– In draft, you have six players (some would say eight is preferable, but we’ll see), each with their own copy of Rivals along with six booster packs. These packs, plus Rivals, make up the pool of cards you’ll get to pick and build from. Draft, as previously described, is where you crack your first three packs, pick one card, then pass to the left, taking a card from the stack handed to you, and continuing on like that until all cards are taken. You then take your other three packs, crack them, pick one, then pass to the right, until all of those are gone. You then have your own pool of cards pulled from all the packs at the table.

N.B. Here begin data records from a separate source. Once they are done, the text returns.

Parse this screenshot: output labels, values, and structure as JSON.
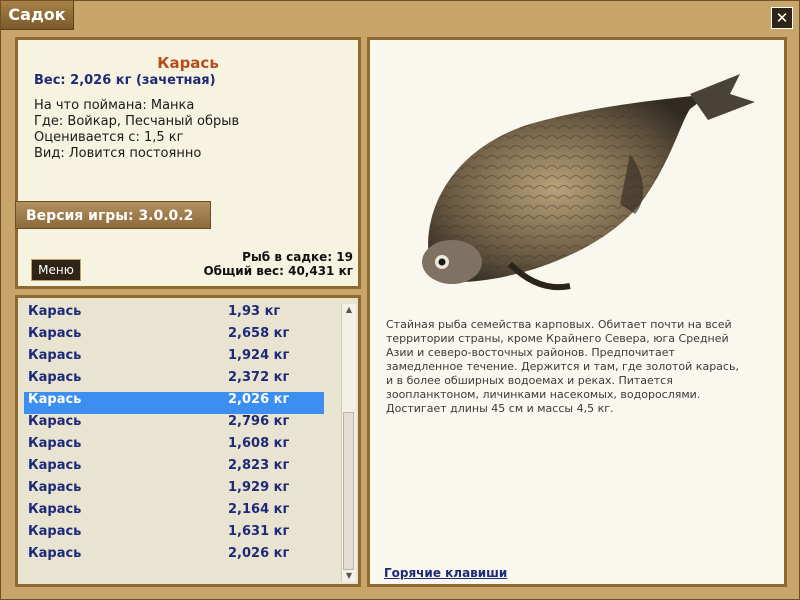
{
  "window": {
    "title": "Садок",
    "close_label": "✕"
  },
  "fish": {
    "name": "Карась",
    "weight": "Вес: 2,026 кг (зачетная)",
    "bait": "На что поймана: Манка",
    "location": "Где: Войкар, Песчаный обрыв",
    "rated_from": "Оценивается с: 1,5 кг",
    "species_type": "Вид: Ловится постоянно"
  },
  "version": "Версия игры: 3.0.0.2",
  "menu_label": "Меню",
  "stats": {
    "count": "Рыб в садке: 19",
    "total_weight": "Общий вес: 40,431 кг"
  },
  "catch_list": [
    {
      "name": "Карась",
      "weight": "1,93 кг"
    },
    {
      "name": "Карась",
      "weight": "2,658 кг"
    },
    {
      "name": "Карась",
      "weight": "1,924 кг"
    },
    {
      "name": "Карась",
      "weight": "2,372 кг"
    },
    {
      "name": "Карась",
      "weight": "2,026 кг",
      "selected": true
    },
    {
      "name": "Карась",
      "weight": "2,796 кг"
    },
    {
      "name": "Карась",
      "weight": "1,608 кг"
    },
    {
      "name": "Карась",
      "weight": "2,823 кг"
    },
    {
      "name": "Карась",
      "weight": "1,929 кг"
    },
    {
      "name": "Карась",
      "weight": "2,164 кг"
    },
    {
      "name": "Карась",
      "weight": "1,631 кг"
    },
    {
      "name": "Карась",
      "weight": "2,026 кг"
    }
  ],
  "description": "Стайная рыба семейства карповых. Обитает почти на всей территории страны, кроме Крайнего Севера, юга Средней Азии и северо-восточных районов. Предпочитает замедленное течение. Держится и там, где золотой карась, и в более обширных водоемах и реках. Питается зоопланктоном, личинками насекомых, водорослями. Достигает длины 45 см и массы 4,5 кг.",
  "hotkeys_label": "Горячие клавиши",
  "icons": {
    "close": "close-icon",
    "scroll_up": "arrow-up-icon",
    "scroll_down": "arrow-down-icon"
  },
  "colors": {
    "accent": "#3c8ff0",
    "name_color": "#b54e1e",
    "link": "#1e2a78"
  }
}
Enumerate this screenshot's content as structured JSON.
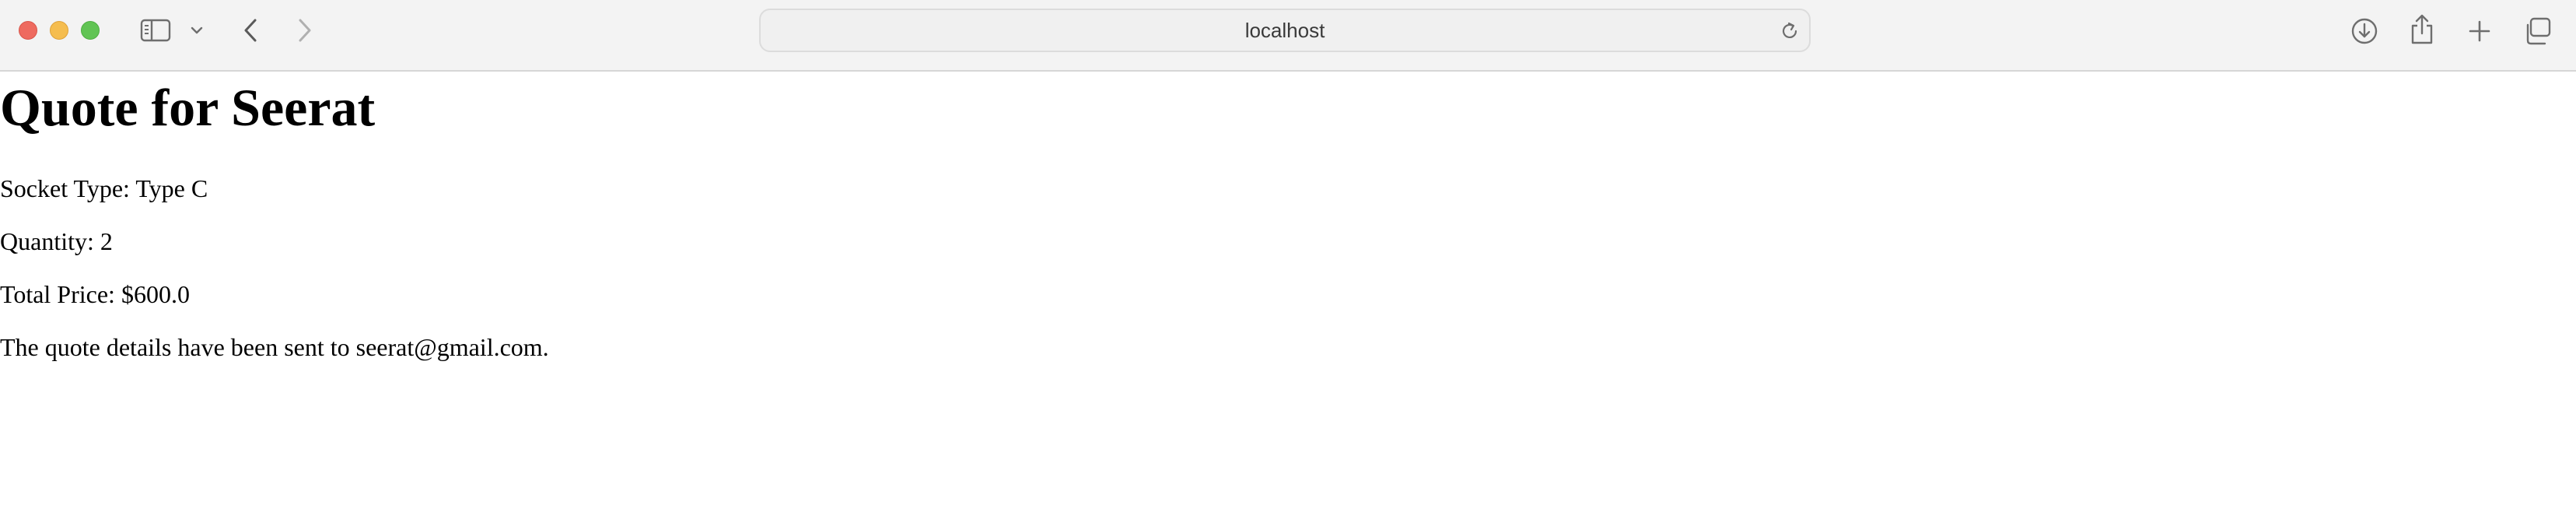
{
  "browser": {
    "address": "localhost"
  },
  "page": {
    "title": "Quote for Seerat",
    "socket_type": "Socket Type: Type C",
    "quantity": "Quantity: 2",
    "total_price": "Total Price: $600.0",
    "confirmation": "The quote details have been sent to seerat@gmail.com."
  },
  "icons": {
    "close": "close-window-icon",
    "minimize": "minimize-window-icon",
    "maximize": "maximize-window-icon",
    "sidebar": "sidebar-icon",
    "sidebar_menu": "chevron-down-icon",
    "back": "chevron-left-icon",
    "forward": "chevron-right-icon",
    "reload": "reload-icon",
    "downloads": "download-icon",
    "share": "share-icon",
    "new_tab": "plus-icon",
    "tab_overview": "tabs-icon"
  },
  "colors": {
    "close": "#ee6a5f",
    "minimize": "#f5bd4f",
    "maximize": "#61c454",
    "toolbar_bg": "#f3f3f3",
    "page_bg": "#ffffff",
    "text": "#000000"
  }
}
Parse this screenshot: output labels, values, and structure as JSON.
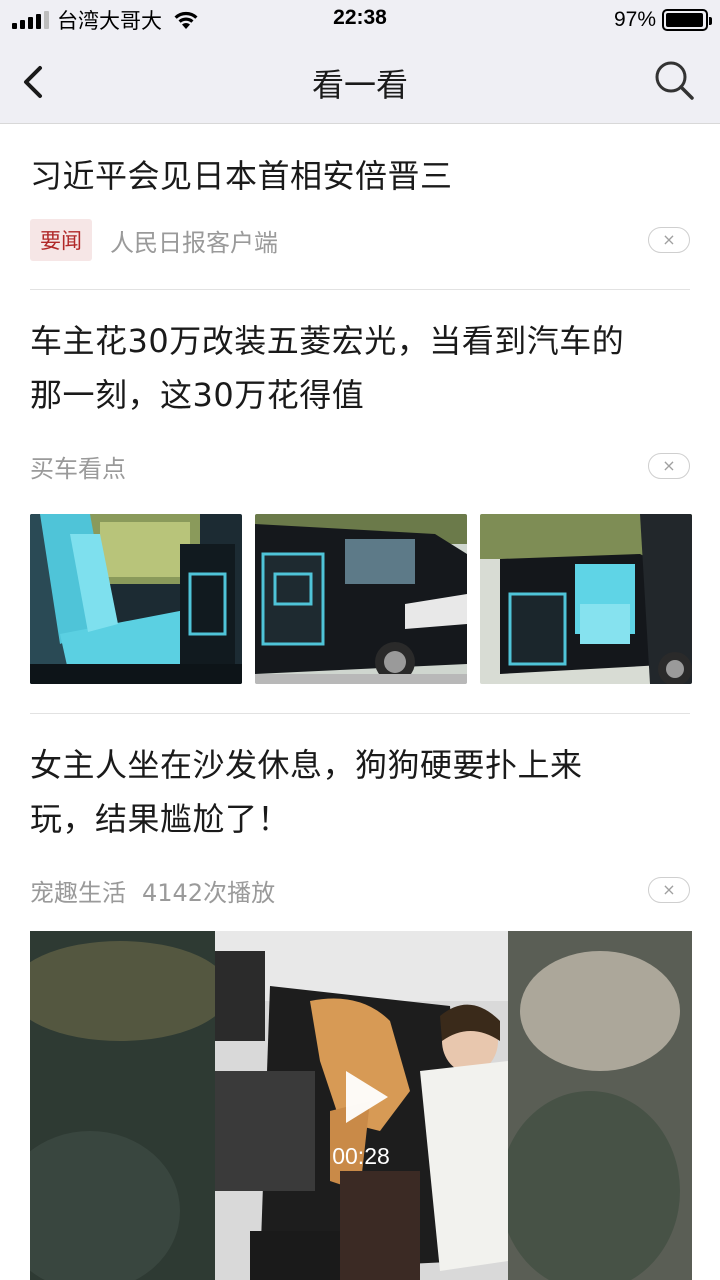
{
  "status_bar": {
    "carrier": "台湾大哥大",
    "time": "22:38",
    "battery": "97%",
    "battery_level": 0.97
  },
  "nav": {
    "title": "看一看",
    "back_icon": "chevron-left-icon",
    "search_icon": "search-icon"
  },
  "feed": {
    "items": [
      {
        "title": "习近平会见日本首相安倍晋三",
        "tag": "要闻",
        "source": "人民日报客户端",
        "close": "×"
      },
      {
        "title_lines": [
          "车主花30万改装五菱宏光，当看到汽车的",
          "那一刻，这30万花得值"
        ],
        "source": "买车看点",
        "close": "×",
        "images": [
          "van-interior-blue-seats",
          "black-van-side",
          "van-open-doors"
        ]
      },
      {
        "title_lines": [
          "女主人坐在沙发休息，狗狗硬要扑上来",
          "玩，结果尴尬了！"
        ],
        "source": "宠趣生活",
        "views": "4142次播放",
        "close": "×",
        "video_duration": "00:28"
      }
    ]
  },
  "colors": {
    "bar_bg": "#efeff4",
    "tag_bg": "#f6e6e6",
    "tag_text": "#b02828",
    "meta_text": "#9a9a9a"
  }
}
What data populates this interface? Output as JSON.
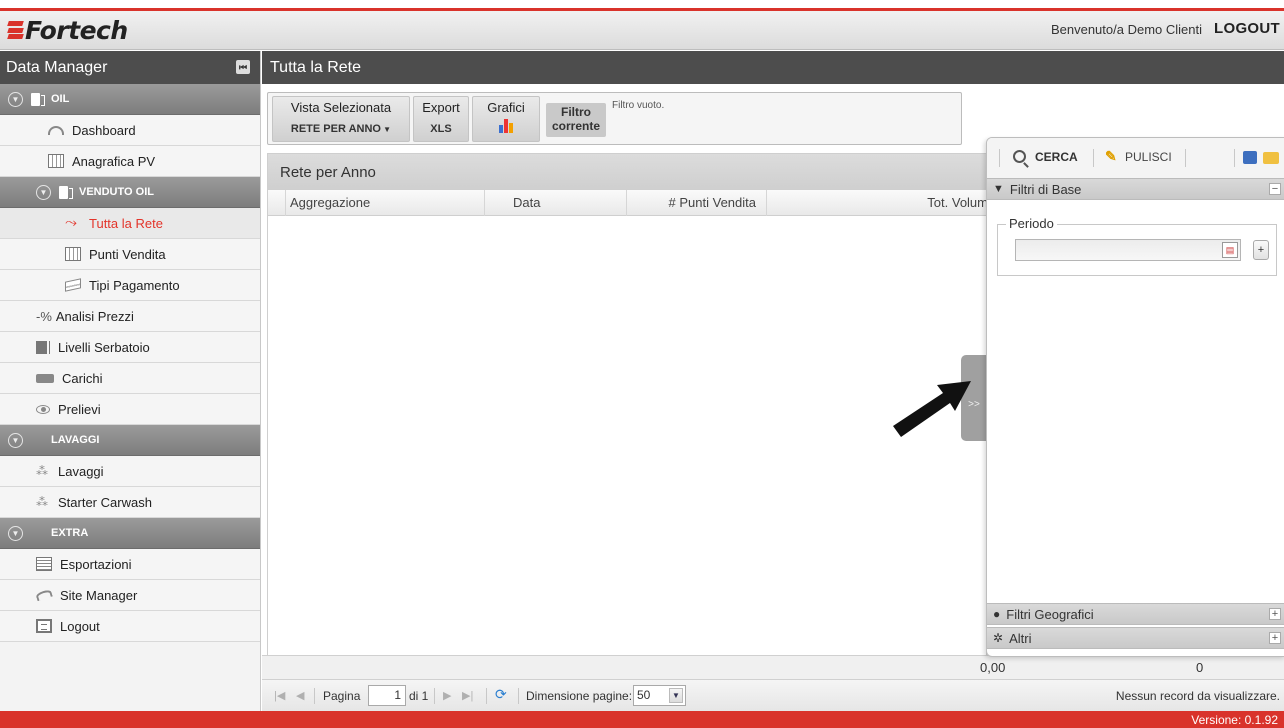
{
  "header": {
    "brand": "Fortech",
    "welcome": "Benvenuto/a Demo Clienti",
    "logout": "LOGOUT"
  },
  "sidebar": {
    "title": "Data Manager",
    "groups": {
      "oil": "OIL",
      "venduto_oil": "VENDUTO OIL",
      "lavaggi": "LAVAGGI",
      "extra": "EXTRA"
    },
    "items": {
      "dashboard": "Dashboard",
      "anagrafica": "Anagrafica PV",
      "tutta_rete": "Tutta la Rete",
      "punti_vendita": "Punti Vendita",
      "tipi_pagamento": "Tipi Pagamento",
      "analisi_prezzi": "Analisi Prezzi",
      "livelli_serbatoio": "Livelli Serbatoio",
      "carichi": "Carichi",
      "prelievi": "Prelievi",
      "lavaggi": "Lavaggi",
      "starter_carwash": "Starter Carwash",
      "esportazioni": "Esportazioni",
      "site_manager": "Site Manager",
      "logout": "Logout"
    },
    "icons": {
      "pct": "-%"
    }
  },
  "main": {
    "title": "Tutta la Rete",
    "toolbar": {
      "vista_label": "Vista Selezionata",
      "vista_value": "RETE PER ANNO",
      "export_label": "Export",
      "export_value": "XLS",
      "grafici_label": "Grafici",
      "filtro_label": "Filtro corrente",
      "filtro_value": "Filtro vuoto."
    },
    "grid": {
      "title": "Rete per Anno",
      "columns": [
        "Aggregazione",
        "Data",
        "# Punti Vendita",
        "Tot. Volum"
      ],
      "summary": {
        "total_value": "0,00",
        "total_count": "0"
      }
    },
    "pager": {
      "page_label": "Pagina",
      "page_value": "1",
      "of_label": "di 1",
      "page_size_label": "Dimensione pagine:",
      "page_size_value": "50",
      "empty_text": "Nessun record da visualizzare."
    }
  },
  "filter_panel": {
    "search": "CERCA",
    "clear": "PULISCI",
    "base_section": "Filtri di Base",
    "period_label": "Periodo",
    "period_value": "",
    "geo_section": "Filtri Geografici",
    "other_section": "Altri",
    "tab_glyph": ">>"
  },
  "footer": {
    "version": "Versione: 0.1.92"
  },
  "colors": {
    "accent_red": "#d9332b",
    "dark_bar": "#4d4d4d",
    "active_text": "#e3342a"
  }
}
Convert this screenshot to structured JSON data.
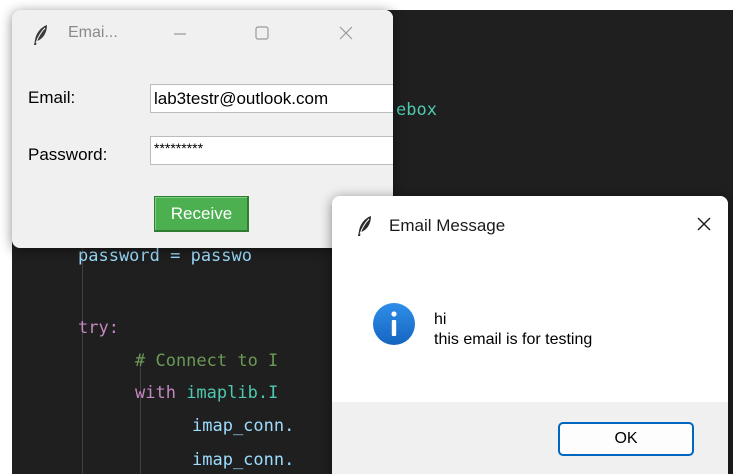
{
  "editor": {
    "lines": [
      {
        "text": "ebox"
      },
      {
        "text": "password = passwo"
      },
      {
        "text": "try:"
      },
      {
        "text": "# Connect to I"
      },
      {
        "text": "with "
      },
      {
        "text": "imaplib.I"
      },
      {
        "text": "imap_conn."
      },
      {
        "text": "imap_conn."
      }
    ]
  },
  "main_window": {
    "title": "Emai...",
    "email_label": "Email:",
    "email_value": "lab3testr@outlook.com",
    "password_label": "Password:",
    "password_value": "*********",
    "receive_label": "Receive",
    "colors": {
      "receive_button": "#4caf50"
    }
  },
  "message_box": {
    "title": "Email Message",
    "line1": "hi",
    "line2": "this email is for testing",
    "ok_label": "OK",
    "icon": "info-icon",
    "colors": {
      "info_icon": "#1976d2",
      "ok_border": "#0067c0"
    }
  }
}
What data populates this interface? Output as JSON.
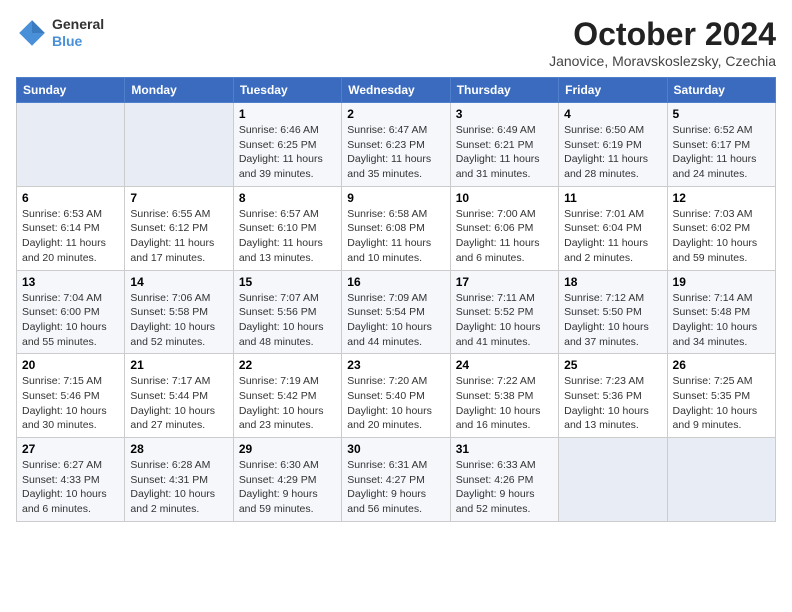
{
  "logo": {
    "general": "General",
    "blue": "Blue"
  },
  "title": "October 2024",
  "subtitle": "Janovice, Moravskoslezsky, Czechia",
  "headers": [
    "Sunday",
    "Monday",
    "Tuesday",
    "Wednesday",
    "Thursday",
    "Friday",
    "Saturday"
  ],
  "weeks": [
    [
      {
        "day": "",
        "sunrise": "",
        "sunset": "",
        "daylight": ""
      },
      {
        "day": "",
        "sunrise": "",
        "sunset": "",
        "daylight": ""
      },
      {
        "day": "1",
        "sunrise": "Sunrise: 6:46 AM",
        "sunset": "Sunset: 6:25 PM",
        "daylight": "Daylight: 11 hours and 39 minutes."
      },
      {
        "day": "2",
        "sunrise": "Sunrise: 6:47 AM",
        "sunset": "Sunset: 6:23 PM",
        "daylight": "Daylight: 11 hours and 35 minutes."
      },
      {
        "day": "3",
        "sunrise": "Sunrise: 6:49 AM",
        "sunset": "Sunset: 6:21 PM",
        "daylight": "Daylight: 11 hours and 31 minutes."
      },
      {
        "day": "4",
        "sunrise": "Sunrise: 6:50 AM",
        "sunset": "Sunset: 6:19 PM",
        "daylight": "Daylight: 11 hours and 28 minutes."
      },
      {
        "day": "5",
        "sunrise": "Sunrise: 6:52 AM",
        "sunset": "Sunset: 6:17 PM",
        "daylight": "Daylight: 11 hours and 24 minutes."
      }
    ],
    [
      {
        "day": "6",
        "sunrise": "Sunrise: 6:53 AM",
        "sunset": "Sunset: 6:14 PM",
        "daylight": "Daylight: 11 hours and 20 minutes."
      },
      {
        "day": "7",
        "sunrise": "Sunrise: 6:55 AM",
        "sunset": "Sunset: 6:12 PM",
        "daylight": "Daylight: 11 hours and 17 minutes."
      },
      {
        "day": "8",
        "sunrise": "Sunrise: 6:57 AM",
        "sunset": "Sunset: 6:10 PM",
        "daylight": "Daylight: 11 hours and 13 minutes."
      },
      {
        "day": "9",
        "sunrise": "Sunrise: 6:58 AM",
        "sunset": "Sunset: 6:08 PM",
        "daylight": "Daylight: 11 hours and 10 minutes."
      },
      {
        "day": "10",
        "sunrise": "Sunrise: 7:00 AM",
        "sunset": "Sunset: 6:06 PM",
        "daylight": "Daylight: 11 hours and 6 minutes."
      },
      {
        "day": "11",
        "sunrise": "Sunrise: 7:01 AM",
        "sunset": "Sunset: 6:04 PM",
        "daylight": "Daylight: 11 hours and 2 minutes."
      },
      {
        "day": "12",
        "sunrise": "Sunrise: 7:03 AM",
        "sunset": "Sunset: 6:02 PM",
        "daylight": "Daylight: 10 hours and 59 minutes."
      }
    ],
    [
      {
        "day": "13",
        "sunrise": "Sunrise: 7:04 AM",
        "sunset": "Sunset: 6:00 PM",
        "daylight": "Daylight: 10 hours and 55 minutes."
      },
      {
        "day": "14",
        "sunrise": "Sunrise: 7:06 AM",
        "sunset": "Sunset: 5:58 PM",
        "daylight": "Daylight: 10 hours and 52 minutes."
      },
      {
        "day": "15",
        "sunrise": "Sunrise: 7:07 AM",
        "sunset": "Sunset: 5:56 PM",
        "daylight": "Daylight: 10 hours and 48 minutes."
      },
      {
        "day": "16",
        "sunrise": "Sunrise: 7:09 AM",
        "sunset": "Sunset: 5:54 PM",
        "daylight": "Daylight: 10 hours and 44 minutes."
      },
      {
        "day": "17",
        "sunrise": "Sunrise: 7:11 AM",
        "sunset": "Sunset: 5:52 PM",
        "daylight": "Daylight: 10 hours and 41 minutes."
      },
      {
        "day": "18",
        "sunrise": "Sunrise: 7:12 AM",
        "sunset": "Sunset: 5:50 PM",
        "daylight": "Daylight: 10 hours and 37 minutes."
      },
      {
        "day": "19",
        "sunrise": "Sunrise: 7:14 AM",
        "sunset": "Sunset: 5:48 PM",
        "daylight": "Daylight: 10 hours and 34 minutes."
      }
    ],
    [
      {
        "day": "20",
        "sunrise": "Sunrise: 7:15 AM",
        "sunset": "Sunset: 5:46 PM",
        "daylight": "Daylight: 10 hours and 30 minutes."
      },
      {
        "day": "21",
        "sunrise": "Sunrise: 7:17 AM",
        "sunset": "Sunset: 5:44 PM",
        "daylight": "Daylight: 10 hours and 27 minutes."
      },
      {
        "day": "22",
        "sunrise": "Sunrise: 7:19 AM",
        "sunset": "Sunset: 5:42 PM",
        "daylight": "Daylight: 10 hours and 23 minutes."
      },
      {
        "day": "23",
        "sunrise": "Sunrise: 7:20 AM",
        "sunset": "Sunset: 5:40 PM",
        "daylight": "Daylight: 10 hours and 20 minutes."
      },
      {
        "day": "24",
        "sunrise": "Sunrise: 7:22 AM",
        "sunset": "Sunset: 5:38 PM",
        "daylight": "Daylight: 10 hours and 16 minutes."
      },
      {
        "day": "25",
        "sunrise": "Sunrise: 7:23 AM",
        "sunset": "Sunset: 5:36 PM",
        "daylight": "Daylight: 10 hours and 13 minutes."
      },
      {
        "day": "26",
        "sunrise": "Sunrise: 7:25 AM",
        "sunset": "Sunset: 5:35 PM",
        "daylight": "Daylight: 10 hours and 9 minutes."
      }
    ],
    [
      {
        "day": "27",
        "sunrise": "Sunrise: 6:27 AM",
        "sunset": "Sunset: 4:33 PM",
        "daylight": "Daylight: 10 hours and 6 minutes."
      },
      {
        "day": "28",
        "sunrise": "Sunrise: 6:28 AM",
        "sunset": "Sunset: 4:31 PM",
        "daylight": "Daylight: 10 hours and 2 minutes."
      },
      {
        "day": "29",
        "sunrise": "Sunrise: 6:30 AM",
        "sunset": "Sunset: 4:29 PM",
        "daylight": "Daylight: 9 hours and 59 minutes."
      },
      {
        "day": "30",
        "sunrise": "Sunrise: 6:31 AM",
        "sunset": "Sunset: 4:27 PM",
        "daylight": "Daylight: 9 hours and 56 minutes."
      },
      {
        "day": "31",
        "sunrise": "Sunrise: 6:33 AM",
        "sunset": "Sunset: 4:26 PM",
        "daylight": "Daylight: 9 hours and 52 minutes."
      },
      {
        "day": "",
        "sunrise": "",
        "sunset": "",
        "daylight": ""
      },
      {
        "day": "",
        "sunrise": "",
        "sunset": "",
        "daylight": ""
      }
    ]
  ]
}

– For sealed deck, each player (there can be any number of players in this format) still has a Rivals pack, and then they each also have eight booster packs, rather than six. When the tournament organizer says, “Go!”, everyone opens their eight packs and those eight plus their Rivals pack form that player’s pool of cards to build from. There’s no worrying about what other people are picking, or only having a certainly amount of time to look over the cards that are in front of you for just a few seconds.
Now that we have a clearer definition of the two ways to make decks, we can start talking about how cards have different values in limited versus their value in constructed. We’ll also talk about some deck building theories for drafting and how to even pick cards when you’re drafting. I’m especially looking forward to diving into sealed deck building because that’s very much the nexus of constructed and draft.
Since this was a really quick article just to help shed some light on CCG terms that some of our friends might not be as familiar with if they’re just getting into Destiny, I really want to know what other questions readers/listeners have when there are phrases, words, or concepts that we bring up that aren’t clear. Don’t be afraid to ask us questions! I only really got a good understanding of the different Magic formats within the last six years myself. We’re always learning!